The biggest story of the week biggest tech story of the week (obviously the shutdown is the biggest general interest story of the week) is that the Feds (claim to have) busted Silk Road, the anonymous, Bitcoin driven marketplace for illegal drugs and other wares. Here are some of the most interesting follow-up stories I read this week:
‘Dead Drops’ is an anonymous, offline, peer to peer file-sharing network in public space. USB flash drives are embedded into walls, buildings and curbs accessable to anybody in public space. Everyone is invited to drop or find files on a dead drop. Plug your laptop to a wall, house or pole to share your favorite files and data. Each dead drop is installed empty except a readme.txt file explaining the project. ‘Dead Drops’ is open to participation. If you want to install a dead drop in your city/neighborhood follow the ‘how to’ instructions and submit the location and pictures.
Now is a good time to establish lines of electronic communication that are not entirely (if at all) reliant on the Internet as it currently exists. Hand delivery of a stack of media is still one of my favorites. At a certain point it the best bit-per-second value known, it has certain privacy features that can’t be beat and it requires very little technical know-how or fancy equipment or money. For all the gnostic freakout of The Matrix, the scene where a disreputable character knocks on Mr. Anderson’s door and passes him a data disc might be the most prophetic.

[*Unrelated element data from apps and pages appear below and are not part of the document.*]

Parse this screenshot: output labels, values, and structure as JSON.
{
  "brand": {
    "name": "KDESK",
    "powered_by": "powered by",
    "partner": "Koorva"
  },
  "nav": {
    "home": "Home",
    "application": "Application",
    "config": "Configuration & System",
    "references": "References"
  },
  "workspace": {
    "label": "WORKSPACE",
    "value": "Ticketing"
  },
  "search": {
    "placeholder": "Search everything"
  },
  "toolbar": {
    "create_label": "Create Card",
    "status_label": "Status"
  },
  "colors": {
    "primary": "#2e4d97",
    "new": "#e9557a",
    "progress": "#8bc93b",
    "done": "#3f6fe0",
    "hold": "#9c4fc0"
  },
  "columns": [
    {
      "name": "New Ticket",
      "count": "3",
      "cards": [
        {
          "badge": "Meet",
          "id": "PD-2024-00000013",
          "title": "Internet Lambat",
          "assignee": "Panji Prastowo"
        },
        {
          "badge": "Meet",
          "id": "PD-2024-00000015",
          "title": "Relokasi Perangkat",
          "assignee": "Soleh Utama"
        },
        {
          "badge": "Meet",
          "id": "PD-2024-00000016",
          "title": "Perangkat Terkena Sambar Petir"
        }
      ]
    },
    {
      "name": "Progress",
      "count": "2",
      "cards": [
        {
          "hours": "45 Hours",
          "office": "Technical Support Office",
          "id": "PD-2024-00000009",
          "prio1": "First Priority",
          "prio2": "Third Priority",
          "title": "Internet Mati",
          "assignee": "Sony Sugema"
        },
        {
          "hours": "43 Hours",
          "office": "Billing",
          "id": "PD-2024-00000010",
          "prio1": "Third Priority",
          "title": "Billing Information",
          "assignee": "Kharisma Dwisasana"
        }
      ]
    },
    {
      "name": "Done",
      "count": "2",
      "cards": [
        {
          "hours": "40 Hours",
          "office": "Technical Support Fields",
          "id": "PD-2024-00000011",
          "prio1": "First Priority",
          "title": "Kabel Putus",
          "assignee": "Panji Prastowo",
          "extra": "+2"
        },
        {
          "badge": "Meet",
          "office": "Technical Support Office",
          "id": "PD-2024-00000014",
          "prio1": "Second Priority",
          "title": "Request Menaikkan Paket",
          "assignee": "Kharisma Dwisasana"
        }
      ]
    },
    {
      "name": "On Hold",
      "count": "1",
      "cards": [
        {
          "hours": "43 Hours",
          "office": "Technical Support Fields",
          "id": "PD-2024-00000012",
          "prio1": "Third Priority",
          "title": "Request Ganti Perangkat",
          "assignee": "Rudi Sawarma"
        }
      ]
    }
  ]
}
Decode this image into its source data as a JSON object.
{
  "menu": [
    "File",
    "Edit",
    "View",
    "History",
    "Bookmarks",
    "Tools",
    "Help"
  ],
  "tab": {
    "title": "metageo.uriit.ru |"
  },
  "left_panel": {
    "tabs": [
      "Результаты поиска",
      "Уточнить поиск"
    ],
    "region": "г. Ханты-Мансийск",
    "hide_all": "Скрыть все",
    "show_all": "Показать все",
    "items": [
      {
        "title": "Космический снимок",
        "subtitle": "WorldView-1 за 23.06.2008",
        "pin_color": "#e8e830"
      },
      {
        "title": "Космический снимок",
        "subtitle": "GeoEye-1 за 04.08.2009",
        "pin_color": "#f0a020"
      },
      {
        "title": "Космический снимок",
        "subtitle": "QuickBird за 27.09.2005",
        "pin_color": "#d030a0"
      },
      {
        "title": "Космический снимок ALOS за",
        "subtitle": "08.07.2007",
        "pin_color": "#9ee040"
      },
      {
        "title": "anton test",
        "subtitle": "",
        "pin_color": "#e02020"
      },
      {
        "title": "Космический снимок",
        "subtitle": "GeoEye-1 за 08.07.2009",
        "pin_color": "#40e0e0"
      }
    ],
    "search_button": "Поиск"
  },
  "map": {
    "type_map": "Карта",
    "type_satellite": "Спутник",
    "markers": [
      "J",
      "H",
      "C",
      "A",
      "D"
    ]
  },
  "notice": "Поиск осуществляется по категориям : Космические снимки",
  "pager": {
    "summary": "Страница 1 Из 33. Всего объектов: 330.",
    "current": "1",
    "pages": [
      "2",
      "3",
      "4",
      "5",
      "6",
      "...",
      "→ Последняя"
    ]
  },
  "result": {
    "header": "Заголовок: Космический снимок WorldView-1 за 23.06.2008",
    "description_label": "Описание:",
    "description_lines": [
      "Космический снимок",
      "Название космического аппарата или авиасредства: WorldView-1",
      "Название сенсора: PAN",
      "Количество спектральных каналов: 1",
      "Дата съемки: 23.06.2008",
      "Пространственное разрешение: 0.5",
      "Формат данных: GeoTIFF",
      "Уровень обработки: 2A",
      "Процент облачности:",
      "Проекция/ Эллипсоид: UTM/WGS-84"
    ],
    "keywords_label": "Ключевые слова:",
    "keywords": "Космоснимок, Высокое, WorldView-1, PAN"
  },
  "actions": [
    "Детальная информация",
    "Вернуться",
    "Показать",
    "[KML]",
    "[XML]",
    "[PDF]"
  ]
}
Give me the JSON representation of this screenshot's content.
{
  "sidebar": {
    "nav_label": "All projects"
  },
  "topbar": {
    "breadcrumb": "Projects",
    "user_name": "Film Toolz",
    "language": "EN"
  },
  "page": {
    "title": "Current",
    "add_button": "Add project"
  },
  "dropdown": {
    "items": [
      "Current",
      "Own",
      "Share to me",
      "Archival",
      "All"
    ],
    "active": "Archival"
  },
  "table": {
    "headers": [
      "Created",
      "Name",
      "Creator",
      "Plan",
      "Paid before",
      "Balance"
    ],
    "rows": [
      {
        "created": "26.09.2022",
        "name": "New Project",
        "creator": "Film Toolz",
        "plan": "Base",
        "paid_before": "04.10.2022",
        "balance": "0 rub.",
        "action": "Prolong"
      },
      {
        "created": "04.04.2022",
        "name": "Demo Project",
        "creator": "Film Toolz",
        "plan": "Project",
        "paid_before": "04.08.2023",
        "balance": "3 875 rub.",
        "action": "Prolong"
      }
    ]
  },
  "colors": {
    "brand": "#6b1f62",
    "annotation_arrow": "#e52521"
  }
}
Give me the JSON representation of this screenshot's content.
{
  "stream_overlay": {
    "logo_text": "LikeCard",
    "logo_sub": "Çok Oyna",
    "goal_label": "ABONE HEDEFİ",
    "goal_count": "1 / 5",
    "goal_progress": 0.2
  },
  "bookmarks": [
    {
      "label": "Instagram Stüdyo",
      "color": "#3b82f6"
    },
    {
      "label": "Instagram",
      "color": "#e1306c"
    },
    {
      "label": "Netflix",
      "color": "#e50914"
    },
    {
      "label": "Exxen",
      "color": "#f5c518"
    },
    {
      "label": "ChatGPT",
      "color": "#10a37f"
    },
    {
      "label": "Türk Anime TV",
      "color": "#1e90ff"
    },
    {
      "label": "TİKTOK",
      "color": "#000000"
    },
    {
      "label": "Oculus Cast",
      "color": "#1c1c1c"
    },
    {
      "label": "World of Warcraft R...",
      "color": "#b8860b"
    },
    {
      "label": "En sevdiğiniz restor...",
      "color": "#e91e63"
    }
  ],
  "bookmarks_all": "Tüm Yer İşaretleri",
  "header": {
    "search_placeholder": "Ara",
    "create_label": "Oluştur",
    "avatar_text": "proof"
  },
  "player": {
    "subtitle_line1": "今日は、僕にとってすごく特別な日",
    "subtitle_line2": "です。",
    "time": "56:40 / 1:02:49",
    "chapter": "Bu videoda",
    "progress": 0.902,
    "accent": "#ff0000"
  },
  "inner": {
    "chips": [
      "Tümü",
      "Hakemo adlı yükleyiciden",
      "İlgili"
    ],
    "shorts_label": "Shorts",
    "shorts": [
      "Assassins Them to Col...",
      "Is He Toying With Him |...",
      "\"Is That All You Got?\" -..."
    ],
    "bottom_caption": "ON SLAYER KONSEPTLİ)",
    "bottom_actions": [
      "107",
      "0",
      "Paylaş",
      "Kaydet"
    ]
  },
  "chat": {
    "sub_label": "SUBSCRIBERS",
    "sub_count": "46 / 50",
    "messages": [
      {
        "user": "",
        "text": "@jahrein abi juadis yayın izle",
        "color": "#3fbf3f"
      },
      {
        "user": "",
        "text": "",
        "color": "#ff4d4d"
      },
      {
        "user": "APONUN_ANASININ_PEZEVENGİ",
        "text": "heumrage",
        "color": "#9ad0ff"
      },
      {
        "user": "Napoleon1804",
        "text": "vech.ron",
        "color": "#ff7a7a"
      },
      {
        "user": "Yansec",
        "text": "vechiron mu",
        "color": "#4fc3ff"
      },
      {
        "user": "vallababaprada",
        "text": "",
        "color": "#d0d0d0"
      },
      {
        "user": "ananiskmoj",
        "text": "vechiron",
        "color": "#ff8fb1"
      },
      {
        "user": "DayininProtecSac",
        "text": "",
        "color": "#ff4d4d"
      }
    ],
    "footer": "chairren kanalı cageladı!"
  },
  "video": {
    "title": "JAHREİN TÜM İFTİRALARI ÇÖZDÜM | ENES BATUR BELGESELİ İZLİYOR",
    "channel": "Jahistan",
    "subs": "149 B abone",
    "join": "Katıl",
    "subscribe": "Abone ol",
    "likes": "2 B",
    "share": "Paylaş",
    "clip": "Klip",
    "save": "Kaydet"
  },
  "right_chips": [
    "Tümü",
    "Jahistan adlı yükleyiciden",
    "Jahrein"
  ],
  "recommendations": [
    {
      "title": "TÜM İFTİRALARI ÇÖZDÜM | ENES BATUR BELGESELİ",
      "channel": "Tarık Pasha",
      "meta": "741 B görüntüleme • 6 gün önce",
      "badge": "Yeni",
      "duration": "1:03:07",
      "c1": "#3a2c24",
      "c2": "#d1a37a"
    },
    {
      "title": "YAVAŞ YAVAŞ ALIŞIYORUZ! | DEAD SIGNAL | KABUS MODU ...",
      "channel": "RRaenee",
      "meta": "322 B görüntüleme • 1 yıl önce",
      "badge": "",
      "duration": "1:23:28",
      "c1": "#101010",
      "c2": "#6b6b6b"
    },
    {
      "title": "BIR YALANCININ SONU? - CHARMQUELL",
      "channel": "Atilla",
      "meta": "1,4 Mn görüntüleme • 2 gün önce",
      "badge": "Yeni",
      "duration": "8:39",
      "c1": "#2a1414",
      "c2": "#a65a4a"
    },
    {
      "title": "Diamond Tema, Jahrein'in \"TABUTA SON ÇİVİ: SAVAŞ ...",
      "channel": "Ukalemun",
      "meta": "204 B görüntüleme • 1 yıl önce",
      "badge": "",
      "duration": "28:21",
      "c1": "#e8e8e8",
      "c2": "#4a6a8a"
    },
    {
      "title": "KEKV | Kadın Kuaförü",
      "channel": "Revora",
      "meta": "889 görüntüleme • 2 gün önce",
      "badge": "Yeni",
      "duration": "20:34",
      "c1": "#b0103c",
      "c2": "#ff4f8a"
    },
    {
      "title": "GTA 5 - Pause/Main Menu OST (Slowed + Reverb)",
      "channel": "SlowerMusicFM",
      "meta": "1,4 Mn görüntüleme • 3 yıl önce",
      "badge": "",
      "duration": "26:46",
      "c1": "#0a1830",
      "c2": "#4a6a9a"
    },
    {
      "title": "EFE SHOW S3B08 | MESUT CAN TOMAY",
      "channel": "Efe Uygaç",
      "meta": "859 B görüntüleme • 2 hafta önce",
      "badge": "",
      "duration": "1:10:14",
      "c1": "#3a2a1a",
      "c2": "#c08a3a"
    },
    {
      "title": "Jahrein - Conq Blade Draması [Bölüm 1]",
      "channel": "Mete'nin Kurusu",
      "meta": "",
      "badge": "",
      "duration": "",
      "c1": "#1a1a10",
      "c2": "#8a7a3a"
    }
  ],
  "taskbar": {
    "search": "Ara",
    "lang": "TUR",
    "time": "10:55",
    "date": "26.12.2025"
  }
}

Learning about cryptography, fidonet and the postal system won’t do anyone any harm. Nothing beats trusted person-to-person connections established in many only-partially overlapping social / professional circles.